Data provided ::
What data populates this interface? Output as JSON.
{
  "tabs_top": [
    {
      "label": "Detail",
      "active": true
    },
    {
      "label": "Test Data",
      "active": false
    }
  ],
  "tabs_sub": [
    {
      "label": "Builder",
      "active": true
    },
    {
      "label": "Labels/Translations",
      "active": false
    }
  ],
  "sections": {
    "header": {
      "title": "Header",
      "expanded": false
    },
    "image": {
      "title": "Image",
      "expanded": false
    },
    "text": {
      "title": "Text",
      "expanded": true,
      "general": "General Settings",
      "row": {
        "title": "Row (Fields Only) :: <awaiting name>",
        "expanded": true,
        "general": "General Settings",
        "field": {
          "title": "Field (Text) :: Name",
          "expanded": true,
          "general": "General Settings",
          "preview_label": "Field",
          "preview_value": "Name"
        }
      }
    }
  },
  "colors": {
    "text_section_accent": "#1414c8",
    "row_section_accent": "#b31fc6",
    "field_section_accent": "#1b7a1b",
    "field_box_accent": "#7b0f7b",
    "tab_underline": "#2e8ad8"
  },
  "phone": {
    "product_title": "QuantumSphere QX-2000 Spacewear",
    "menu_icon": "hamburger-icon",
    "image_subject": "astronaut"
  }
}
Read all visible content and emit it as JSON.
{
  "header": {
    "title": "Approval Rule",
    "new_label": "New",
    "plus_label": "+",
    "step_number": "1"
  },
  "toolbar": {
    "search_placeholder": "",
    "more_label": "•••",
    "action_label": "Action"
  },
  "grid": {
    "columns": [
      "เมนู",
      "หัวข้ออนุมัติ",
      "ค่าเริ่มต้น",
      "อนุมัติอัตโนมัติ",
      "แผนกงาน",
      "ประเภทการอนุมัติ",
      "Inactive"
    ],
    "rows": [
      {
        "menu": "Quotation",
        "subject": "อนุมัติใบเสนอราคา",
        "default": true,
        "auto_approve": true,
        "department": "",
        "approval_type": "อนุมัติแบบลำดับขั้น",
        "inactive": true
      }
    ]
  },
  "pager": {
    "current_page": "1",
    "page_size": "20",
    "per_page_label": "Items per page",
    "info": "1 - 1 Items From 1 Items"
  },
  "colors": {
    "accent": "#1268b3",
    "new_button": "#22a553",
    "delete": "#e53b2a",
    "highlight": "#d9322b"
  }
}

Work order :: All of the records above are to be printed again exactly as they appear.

Your response ::
What data populates this interface? Output as JSON.
{
  "tabs_top": [
    {
      "label": "Detail",
      "active": true
    },
    {
      "label": "Test Data",
      "active": false
    }
  ],
  "tabs_sub": [
    {
      "label": "Builder",
      "active": true
    },
    {
      "label": "Labels/Translations",
      "active": false
    }
  ],
  "sections": {
    "header": {
      "title": "Header",
      "expanded": false
    },
    "image": {
      "title": "Image",
      "expanded": false
    },
    "text": {
      "title": "Text",
      "expanded": true,
      "general": "General Settings",
      "row": {
        "title": "Row (Fields Only) :: <awaiting name>",
        "expanded": true,
        "general": "General Settings",
        "field": {
          "title": "Field (Text) :: Name",
          "expanded": true,
          "general": "General Settings",
          "preview_label": "Field",
          "preview_value": "Name"
        }
      }
    }
  },
  "colors": {
    "text_section_accent": "#1414c8",
    "row_section_accent": "#b31fc6",
    "field_section_accent": "#1b7a1b",
    "field_box_accent": "#7b0f7b",
    "tab_underline": "#2e8ad8"
  },
  "phone": {
    "product_title": "QuantumSphere QX-2000 Spacewear",
    "menu_icon": "hamburger-icon",
    "image_subject": "astronaut"
  }
}
Read all visible content and emit it as JSON.
{
  "header": {
    "title": "Approval Rule",
    "new_label": "New",
    "plus_label": "+",
    "step_number": "1"
  },
  "toolbar": {
    "search_placeholder": "",
    "more_label": "•••",
    "action_label": "Action"
  },
  "grid": {
    "columns": [
      "เมนู",
      "หัวข้ออนุมัติ",
      "ค่าเริ่มต้น",
      "อนุมัติอัตโนมัติ",
      "แผนกงาน",
      "ประเภทการอนุมัติ",
      "Inactive"
    ],
    "rows": [
      {
        "menu": "Quotation",
        "subject": "อนุมัติใบเสนอราคา",
        "default": true,
        "auto_approve": true,
        "department": "",
        "approval_type": "อนุมัติแบบลำดับขั้น",
        "inactive": true
      }
    ]
  },
  "pager": {
    "current_page": "1",
    "page_size": "20",
    "per_page_label": "Items per page",
    "info": "1 - 1 Items From 1 Items"
  },
  "colors": {
    "accent": "#1268b3",
    "new_button": "#22a553",
    "delete": "#e53b2a",
    "highlight": "#d9322b"
  }
}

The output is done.